SAN FRANCISCO (CBS SF/AP) — Former Twitter employees were charged by federal prosecutors Wednesday with trolling through social media accounts, searching for posts from critics of the Saudi Arabian government.
According to complaint, Ali Alzabarah, Ahmed Almutairi and Ahmad Abouammo have been charged with acting “in the United States as an agent for a foreign government.”READ MORE: Bay Area Health Workers Cheer Newly-Approved 1-Shot Johnson & Johnson Vaccine
The complaint unsealed Wednesday in U.S. District Court detailed a coordinated effort by Saudi officials to recruit employees at the social media giant to look up the private data of thousands of Twitter accounts.
“The FBI will not stand by and allow foreign governments to illegally exploit private user information from U.S. companies,” said FBI Special Agent in Charge John F. Bennett in a press release. “These individuals are charged with targeting and obtaining private data from dissidents and known critics, under the direction and control of the government of Saudi Arabia. Insider threats pose a critical threat to American businesses and our national security.”
According to federal prosecutors, Abouammo and Alzabarah used their employee credentials to gain access without authorization to certain nonpublic information about the individuals behind certain Twitter accounts.
Specifically, representatives of the Kingdom of Saudi Arabia and the Saudi Royal Family sought the private information of Twitter users, including their email addresses, IP addresses, and dates of birth, of persons some of whom published posts deemed by the Saudi Royal Family to be critical of the regime.
According to the Washington Post, one of the accounts accessed belonged to a prominent dissident, Omar Abdulaziz, who later became close to Jamal Khashoggi, a Post columnist who was killed by Saudi government agents last year.
“The criminal complaint unsealed today alleges that Saudi agents mined Twitter’s internal systems for personal information about known Saudi critics and thousands of other Twitter users,” said U.S. Attorney David Anderson in a news release.
The complaint also alleged that the employees were rewarded with a designer watch and tens of thousands of dollars funneled into secret bank accounts.READ MORE: Antioch Gas Station Shooting Leaves Man Suffering Life-Threatening Injuries
Abouammo, who left his job as the media partnership manager responsible for Twitter’s Middle East region in 2015, was also charged with falsifying documents and making false statements when questioned by FBI agents.
He was expected to make his initial court appearance in Seattle federal court Wednesday afternoon.
That same year, investigators alleged that a Saudi working as a social media adviser for the Saudi royal family, recruited Twitter engineer Ali Alzabarah by flying him to Washington, D.C., for a private meeting with an unnamed member of the family.
“Within one week of returning to San Francisco, Alzabarah began to access without authorization private data of Twitter users en masse,” the complaint said.
The effort included the user data of over 6,000 Twitter users, including at least 33 usernames for which Saudi Arabian law enforcement had submitted emergency disclosure requests to Twitter, investigators said.
After being confronted by his supervisors at Twitter, Alzabarah allegedly admitted to accessing user data and said he did it out of curiosity.
Alzabarah was placed on administrative leave, his work-owned laptop was seized and he was escorted out of the office.
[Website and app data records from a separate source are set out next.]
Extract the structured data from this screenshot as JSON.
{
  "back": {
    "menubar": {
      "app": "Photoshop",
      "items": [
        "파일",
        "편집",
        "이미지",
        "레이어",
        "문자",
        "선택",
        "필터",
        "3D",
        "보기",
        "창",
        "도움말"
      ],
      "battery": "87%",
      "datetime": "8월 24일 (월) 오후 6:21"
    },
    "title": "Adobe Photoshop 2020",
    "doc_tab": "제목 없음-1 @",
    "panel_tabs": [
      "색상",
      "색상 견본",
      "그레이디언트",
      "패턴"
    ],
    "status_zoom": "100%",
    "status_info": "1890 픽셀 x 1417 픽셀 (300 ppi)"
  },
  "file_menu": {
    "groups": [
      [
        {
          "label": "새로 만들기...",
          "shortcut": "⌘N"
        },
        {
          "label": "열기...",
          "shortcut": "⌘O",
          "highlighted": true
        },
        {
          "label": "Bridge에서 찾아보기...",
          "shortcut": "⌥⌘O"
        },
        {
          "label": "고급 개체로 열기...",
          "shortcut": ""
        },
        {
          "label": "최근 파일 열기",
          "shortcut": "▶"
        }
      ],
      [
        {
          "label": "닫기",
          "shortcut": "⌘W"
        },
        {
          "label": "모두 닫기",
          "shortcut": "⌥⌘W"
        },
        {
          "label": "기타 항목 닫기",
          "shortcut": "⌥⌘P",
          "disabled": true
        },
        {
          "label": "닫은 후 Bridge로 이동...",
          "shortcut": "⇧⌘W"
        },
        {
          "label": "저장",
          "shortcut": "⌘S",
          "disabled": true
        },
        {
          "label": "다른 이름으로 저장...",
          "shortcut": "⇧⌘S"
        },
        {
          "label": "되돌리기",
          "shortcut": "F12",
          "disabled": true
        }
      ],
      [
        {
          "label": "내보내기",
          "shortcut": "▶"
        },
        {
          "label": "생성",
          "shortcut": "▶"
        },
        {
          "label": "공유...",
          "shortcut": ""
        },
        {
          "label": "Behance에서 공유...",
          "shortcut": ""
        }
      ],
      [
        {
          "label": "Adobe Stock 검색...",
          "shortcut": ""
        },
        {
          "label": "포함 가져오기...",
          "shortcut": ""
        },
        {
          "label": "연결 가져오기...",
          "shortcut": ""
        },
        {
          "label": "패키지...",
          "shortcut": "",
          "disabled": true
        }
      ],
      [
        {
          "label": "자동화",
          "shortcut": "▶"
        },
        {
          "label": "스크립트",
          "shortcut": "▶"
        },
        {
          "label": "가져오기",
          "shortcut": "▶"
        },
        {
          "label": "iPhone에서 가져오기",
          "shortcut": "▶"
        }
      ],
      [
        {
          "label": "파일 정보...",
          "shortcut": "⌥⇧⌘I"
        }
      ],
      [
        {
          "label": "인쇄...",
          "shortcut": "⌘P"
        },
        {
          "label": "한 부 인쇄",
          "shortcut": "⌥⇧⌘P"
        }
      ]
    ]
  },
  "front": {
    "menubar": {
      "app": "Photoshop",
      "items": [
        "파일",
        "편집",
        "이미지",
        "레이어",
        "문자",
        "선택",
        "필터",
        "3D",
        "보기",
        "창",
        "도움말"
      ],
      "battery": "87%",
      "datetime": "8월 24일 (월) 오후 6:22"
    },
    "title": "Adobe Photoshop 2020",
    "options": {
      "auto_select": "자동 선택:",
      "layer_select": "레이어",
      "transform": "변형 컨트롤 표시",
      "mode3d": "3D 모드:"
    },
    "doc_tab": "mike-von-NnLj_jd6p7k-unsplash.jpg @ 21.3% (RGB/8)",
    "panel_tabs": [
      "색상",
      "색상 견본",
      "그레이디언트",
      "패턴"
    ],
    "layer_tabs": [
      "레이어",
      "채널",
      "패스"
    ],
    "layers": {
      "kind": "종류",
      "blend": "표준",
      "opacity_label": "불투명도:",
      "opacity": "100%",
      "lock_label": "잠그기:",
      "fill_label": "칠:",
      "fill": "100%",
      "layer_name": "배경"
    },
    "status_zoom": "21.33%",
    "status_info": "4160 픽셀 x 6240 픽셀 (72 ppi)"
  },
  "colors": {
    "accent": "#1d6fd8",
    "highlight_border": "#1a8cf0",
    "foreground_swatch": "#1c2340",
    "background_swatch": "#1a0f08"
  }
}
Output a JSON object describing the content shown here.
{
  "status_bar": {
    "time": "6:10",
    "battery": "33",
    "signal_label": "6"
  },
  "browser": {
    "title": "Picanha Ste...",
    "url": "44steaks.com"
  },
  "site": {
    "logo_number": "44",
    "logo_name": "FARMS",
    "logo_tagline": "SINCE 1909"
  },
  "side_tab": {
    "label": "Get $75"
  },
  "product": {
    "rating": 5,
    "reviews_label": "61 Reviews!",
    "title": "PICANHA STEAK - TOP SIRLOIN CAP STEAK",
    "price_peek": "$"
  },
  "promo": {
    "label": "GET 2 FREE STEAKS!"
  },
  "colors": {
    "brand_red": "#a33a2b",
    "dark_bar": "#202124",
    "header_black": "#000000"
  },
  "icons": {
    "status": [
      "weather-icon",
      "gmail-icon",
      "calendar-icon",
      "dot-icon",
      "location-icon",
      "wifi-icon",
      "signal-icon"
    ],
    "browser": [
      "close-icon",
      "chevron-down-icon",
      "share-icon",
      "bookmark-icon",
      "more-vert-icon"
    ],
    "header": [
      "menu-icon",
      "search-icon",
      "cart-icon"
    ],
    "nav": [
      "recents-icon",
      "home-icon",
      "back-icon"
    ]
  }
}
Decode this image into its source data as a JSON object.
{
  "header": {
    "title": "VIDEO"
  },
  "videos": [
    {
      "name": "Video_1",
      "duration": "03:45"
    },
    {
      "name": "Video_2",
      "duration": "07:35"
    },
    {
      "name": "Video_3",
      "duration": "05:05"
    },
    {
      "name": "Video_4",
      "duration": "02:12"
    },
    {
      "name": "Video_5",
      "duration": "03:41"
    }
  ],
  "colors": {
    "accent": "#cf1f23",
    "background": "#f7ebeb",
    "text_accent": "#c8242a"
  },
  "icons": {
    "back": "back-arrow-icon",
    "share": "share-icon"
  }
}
The next day, he flew to Saudi Arabia with his wife and daughter and has not returned to the United States, investigators said. A warrant for his arrest was issued as part of the complaint.
If convicted, all three defendants face maximum statutory sentence of 10 years in prison and a $250,000 fine for acting as an agent of a foreign government without notification to the Attorney General.MORE NEWS: Hundreds Rally in San Mateo to Denounce Violence Against Asian Americans
© Copyright 20198 CBS Broadcasting Inc. All Rights Reserved. The Associated Press contributed to this report.